Copy out all lines in the material below that contain the string "data".

•••••

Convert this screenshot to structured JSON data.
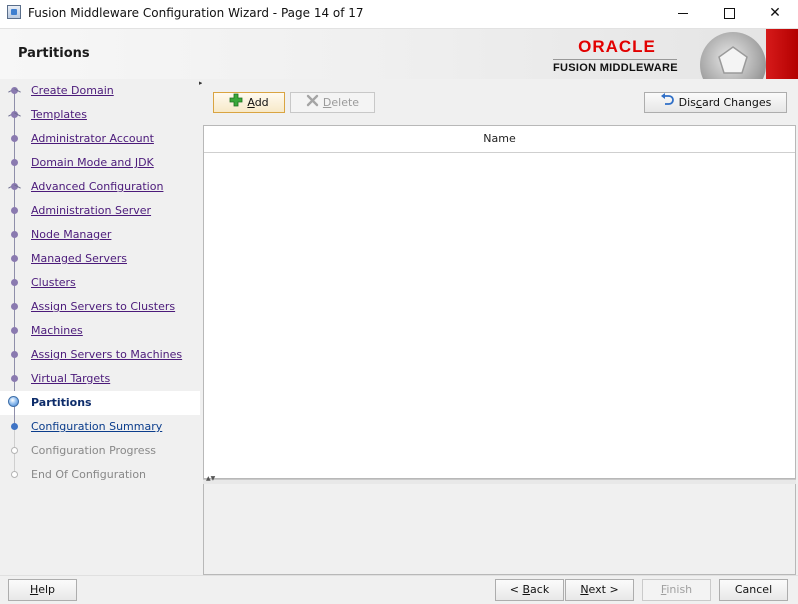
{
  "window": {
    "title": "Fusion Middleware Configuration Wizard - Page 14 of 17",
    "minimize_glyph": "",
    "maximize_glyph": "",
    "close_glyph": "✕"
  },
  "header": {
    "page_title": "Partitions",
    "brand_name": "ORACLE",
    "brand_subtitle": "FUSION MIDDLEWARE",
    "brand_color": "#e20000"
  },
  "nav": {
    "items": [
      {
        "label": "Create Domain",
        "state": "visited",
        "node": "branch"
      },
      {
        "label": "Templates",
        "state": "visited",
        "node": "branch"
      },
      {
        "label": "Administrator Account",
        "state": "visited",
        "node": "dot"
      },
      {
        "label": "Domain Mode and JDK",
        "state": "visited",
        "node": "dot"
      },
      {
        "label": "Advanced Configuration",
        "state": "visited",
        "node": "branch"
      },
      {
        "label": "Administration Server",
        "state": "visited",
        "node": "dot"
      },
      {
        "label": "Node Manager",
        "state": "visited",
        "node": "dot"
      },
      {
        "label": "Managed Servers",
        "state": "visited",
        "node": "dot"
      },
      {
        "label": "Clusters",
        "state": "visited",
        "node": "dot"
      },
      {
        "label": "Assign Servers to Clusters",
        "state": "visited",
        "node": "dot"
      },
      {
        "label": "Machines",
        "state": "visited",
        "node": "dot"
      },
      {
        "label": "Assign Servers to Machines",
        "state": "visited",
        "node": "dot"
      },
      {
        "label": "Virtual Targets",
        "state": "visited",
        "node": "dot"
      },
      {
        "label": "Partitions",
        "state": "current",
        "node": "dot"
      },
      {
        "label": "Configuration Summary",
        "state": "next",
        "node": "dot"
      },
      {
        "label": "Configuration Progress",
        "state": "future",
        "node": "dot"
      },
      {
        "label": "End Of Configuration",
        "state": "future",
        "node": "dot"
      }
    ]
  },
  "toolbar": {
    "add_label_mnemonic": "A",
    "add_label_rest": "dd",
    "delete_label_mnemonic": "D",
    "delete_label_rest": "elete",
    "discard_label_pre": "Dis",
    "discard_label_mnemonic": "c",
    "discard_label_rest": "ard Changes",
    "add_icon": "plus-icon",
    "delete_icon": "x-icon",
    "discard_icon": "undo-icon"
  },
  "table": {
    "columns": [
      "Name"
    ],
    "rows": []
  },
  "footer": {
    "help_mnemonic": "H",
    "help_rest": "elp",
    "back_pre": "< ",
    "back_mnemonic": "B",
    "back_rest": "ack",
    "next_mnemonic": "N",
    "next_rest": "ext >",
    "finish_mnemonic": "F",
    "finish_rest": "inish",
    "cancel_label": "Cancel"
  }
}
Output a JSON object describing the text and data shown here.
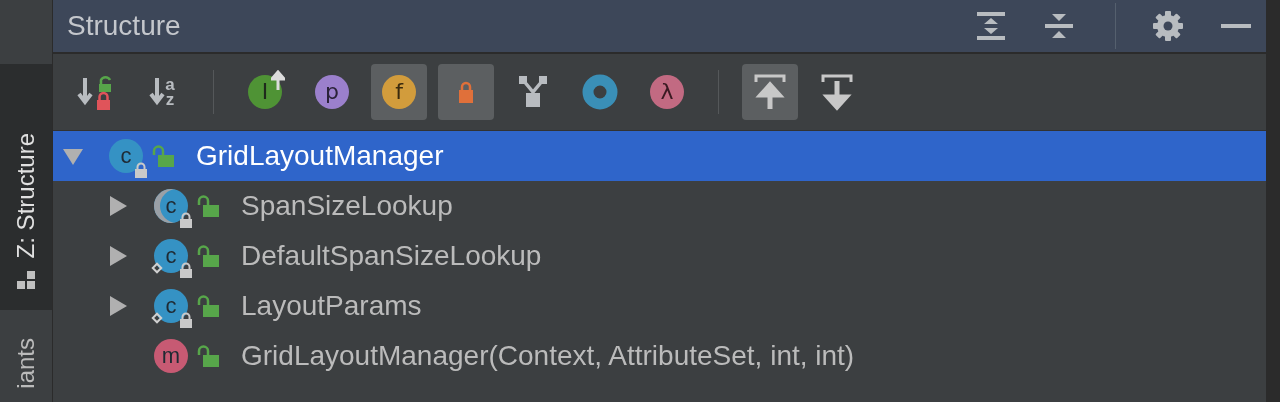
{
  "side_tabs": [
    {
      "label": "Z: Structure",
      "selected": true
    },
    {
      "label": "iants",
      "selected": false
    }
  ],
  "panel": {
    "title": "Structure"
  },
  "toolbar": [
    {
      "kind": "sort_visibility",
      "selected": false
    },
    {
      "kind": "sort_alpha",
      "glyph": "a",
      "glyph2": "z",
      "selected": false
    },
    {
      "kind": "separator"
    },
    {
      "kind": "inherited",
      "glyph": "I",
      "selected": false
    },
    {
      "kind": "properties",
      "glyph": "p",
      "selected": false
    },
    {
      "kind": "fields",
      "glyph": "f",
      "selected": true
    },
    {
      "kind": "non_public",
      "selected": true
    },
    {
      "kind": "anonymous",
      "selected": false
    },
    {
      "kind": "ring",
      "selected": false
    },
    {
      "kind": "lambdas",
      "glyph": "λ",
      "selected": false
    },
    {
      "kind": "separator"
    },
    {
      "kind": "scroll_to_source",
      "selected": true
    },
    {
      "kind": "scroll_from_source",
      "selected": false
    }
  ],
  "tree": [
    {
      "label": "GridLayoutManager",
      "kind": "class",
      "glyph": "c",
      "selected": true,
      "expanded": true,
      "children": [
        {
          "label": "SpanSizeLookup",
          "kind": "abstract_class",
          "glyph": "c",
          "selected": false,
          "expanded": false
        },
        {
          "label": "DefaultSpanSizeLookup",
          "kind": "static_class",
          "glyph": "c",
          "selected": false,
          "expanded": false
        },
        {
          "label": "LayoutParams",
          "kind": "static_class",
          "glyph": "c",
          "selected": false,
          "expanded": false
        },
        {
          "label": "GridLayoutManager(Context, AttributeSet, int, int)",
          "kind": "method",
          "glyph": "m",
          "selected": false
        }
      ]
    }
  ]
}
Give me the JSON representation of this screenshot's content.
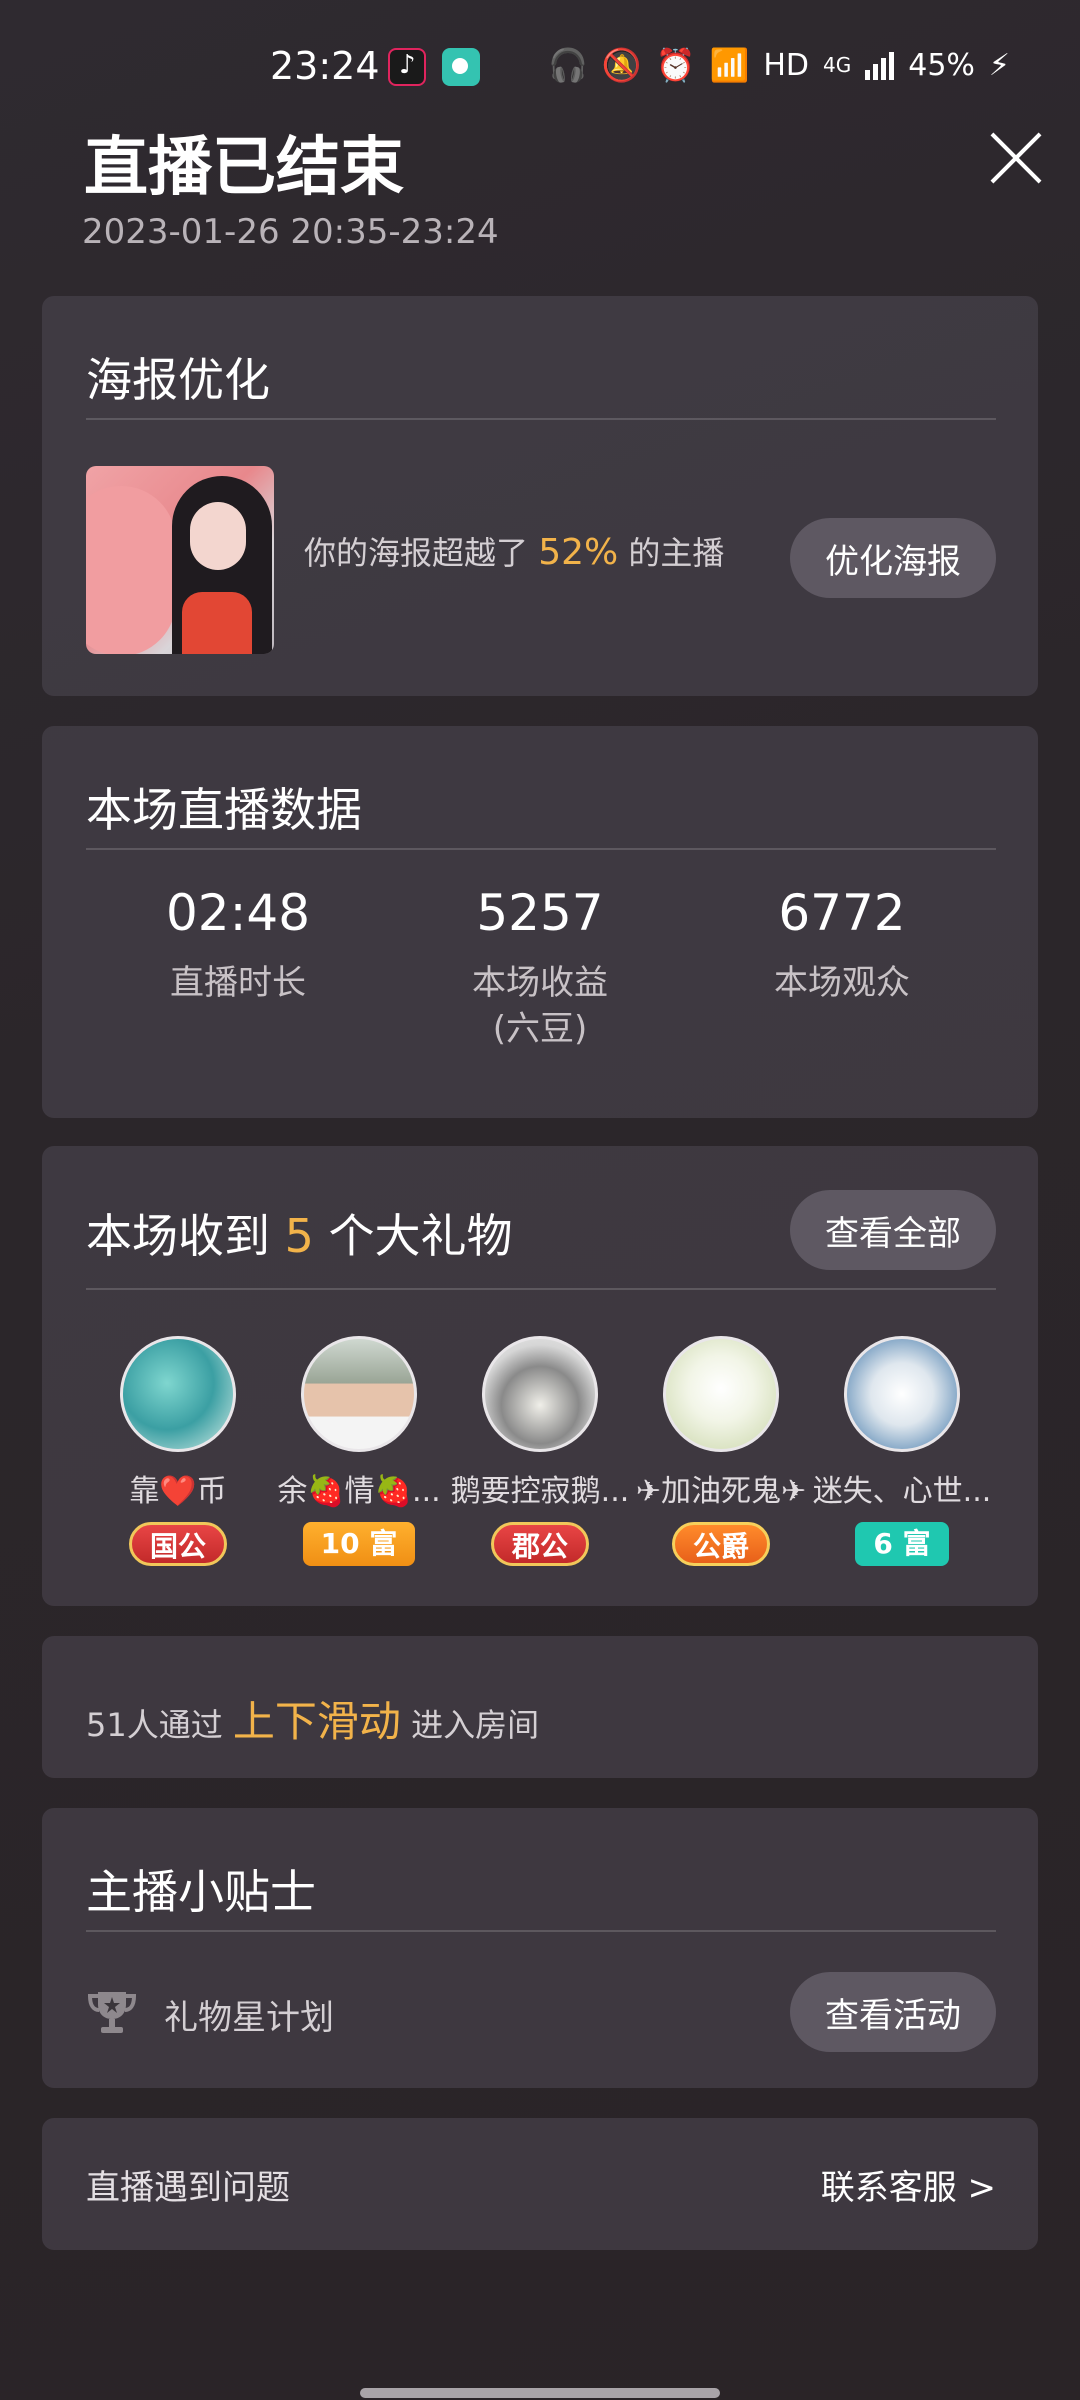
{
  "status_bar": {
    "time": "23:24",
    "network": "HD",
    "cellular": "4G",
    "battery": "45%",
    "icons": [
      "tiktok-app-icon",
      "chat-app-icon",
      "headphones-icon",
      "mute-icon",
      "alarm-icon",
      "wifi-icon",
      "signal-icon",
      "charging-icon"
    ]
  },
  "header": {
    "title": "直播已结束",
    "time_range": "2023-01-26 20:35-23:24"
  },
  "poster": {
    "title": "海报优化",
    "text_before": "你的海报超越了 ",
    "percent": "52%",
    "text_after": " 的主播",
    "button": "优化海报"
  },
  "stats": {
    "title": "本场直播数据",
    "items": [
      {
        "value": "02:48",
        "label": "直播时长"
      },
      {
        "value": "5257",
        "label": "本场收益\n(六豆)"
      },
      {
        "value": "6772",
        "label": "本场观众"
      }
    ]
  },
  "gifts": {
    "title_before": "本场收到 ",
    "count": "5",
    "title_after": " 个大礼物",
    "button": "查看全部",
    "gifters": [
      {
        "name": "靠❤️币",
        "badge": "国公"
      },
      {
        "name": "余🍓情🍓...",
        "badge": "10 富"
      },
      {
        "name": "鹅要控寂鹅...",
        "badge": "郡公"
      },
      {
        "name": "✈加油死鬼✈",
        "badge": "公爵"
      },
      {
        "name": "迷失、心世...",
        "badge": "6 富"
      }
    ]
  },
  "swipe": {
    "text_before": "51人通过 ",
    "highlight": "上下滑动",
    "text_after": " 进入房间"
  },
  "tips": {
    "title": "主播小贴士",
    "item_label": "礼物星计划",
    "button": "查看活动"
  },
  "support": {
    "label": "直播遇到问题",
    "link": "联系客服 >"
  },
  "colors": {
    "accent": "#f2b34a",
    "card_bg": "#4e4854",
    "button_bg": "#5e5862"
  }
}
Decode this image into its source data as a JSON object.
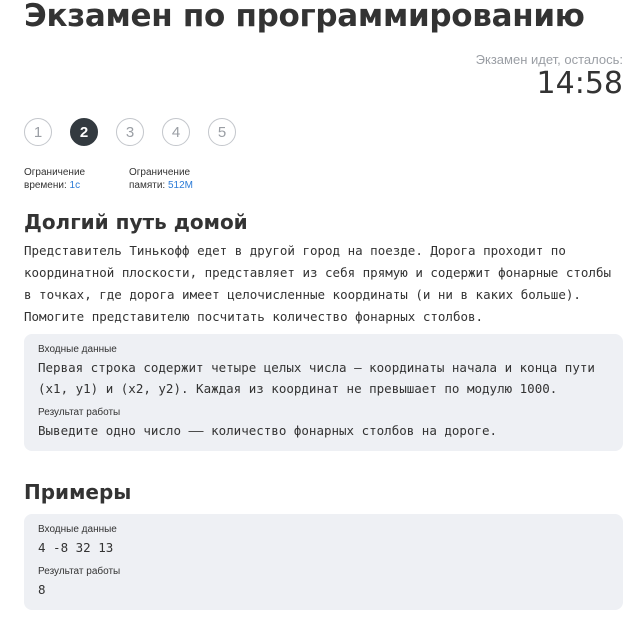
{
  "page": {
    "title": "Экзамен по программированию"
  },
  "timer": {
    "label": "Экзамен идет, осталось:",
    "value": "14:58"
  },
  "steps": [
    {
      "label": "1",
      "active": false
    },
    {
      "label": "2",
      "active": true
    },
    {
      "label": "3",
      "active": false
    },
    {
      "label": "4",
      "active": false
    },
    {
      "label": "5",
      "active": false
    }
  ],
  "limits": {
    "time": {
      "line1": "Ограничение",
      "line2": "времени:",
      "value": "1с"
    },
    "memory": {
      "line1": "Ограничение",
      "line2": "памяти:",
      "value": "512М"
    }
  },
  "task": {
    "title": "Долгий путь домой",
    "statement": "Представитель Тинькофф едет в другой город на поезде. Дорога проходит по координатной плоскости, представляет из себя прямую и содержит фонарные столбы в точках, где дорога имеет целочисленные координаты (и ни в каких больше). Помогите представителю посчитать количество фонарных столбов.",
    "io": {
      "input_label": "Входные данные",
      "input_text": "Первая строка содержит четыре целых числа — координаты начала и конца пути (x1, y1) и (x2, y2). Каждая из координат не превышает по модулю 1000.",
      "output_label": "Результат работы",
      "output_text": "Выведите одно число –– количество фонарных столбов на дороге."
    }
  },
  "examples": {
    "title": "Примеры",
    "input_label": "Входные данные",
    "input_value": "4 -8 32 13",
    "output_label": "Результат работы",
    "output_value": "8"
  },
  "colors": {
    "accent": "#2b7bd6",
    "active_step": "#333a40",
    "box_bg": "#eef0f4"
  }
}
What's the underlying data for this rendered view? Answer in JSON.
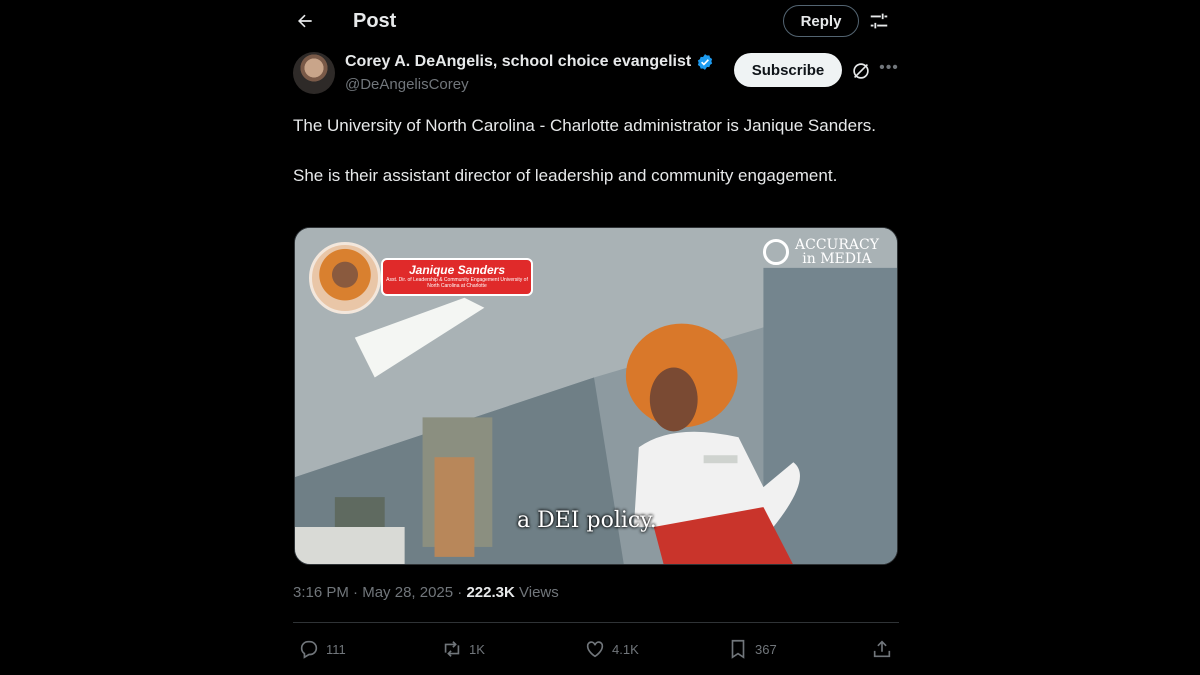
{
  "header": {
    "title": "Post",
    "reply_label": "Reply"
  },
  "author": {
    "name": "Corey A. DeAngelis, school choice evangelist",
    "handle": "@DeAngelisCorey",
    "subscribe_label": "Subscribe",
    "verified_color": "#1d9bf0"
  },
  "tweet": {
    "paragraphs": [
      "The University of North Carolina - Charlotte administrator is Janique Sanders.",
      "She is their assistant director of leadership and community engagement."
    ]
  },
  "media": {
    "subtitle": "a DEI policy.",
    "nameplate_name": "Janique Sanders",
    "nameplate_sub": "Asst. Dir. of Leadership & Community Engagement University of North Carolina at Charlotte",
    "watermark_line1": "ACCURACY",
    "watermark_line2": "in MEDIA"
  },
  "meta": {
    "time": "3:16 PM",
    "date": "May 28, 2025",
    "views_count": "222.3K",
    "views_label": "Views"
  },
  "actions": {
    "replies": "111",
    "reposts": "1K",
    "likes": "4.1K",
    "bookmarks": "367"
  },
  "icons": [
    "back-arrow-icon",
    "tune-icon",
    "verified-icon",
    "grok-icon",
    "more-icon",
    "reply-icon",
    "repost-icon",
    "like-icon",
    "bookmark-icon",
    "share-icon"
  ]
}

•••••

> ANSWER TO THE EXERCISE
Convert this screenshot to structured JSON data.
Output a JSON object describing the text and data shown here.
Decode this image into its source data as a JSON object.
What's the underlying data for this rendered view? Answer in JSON.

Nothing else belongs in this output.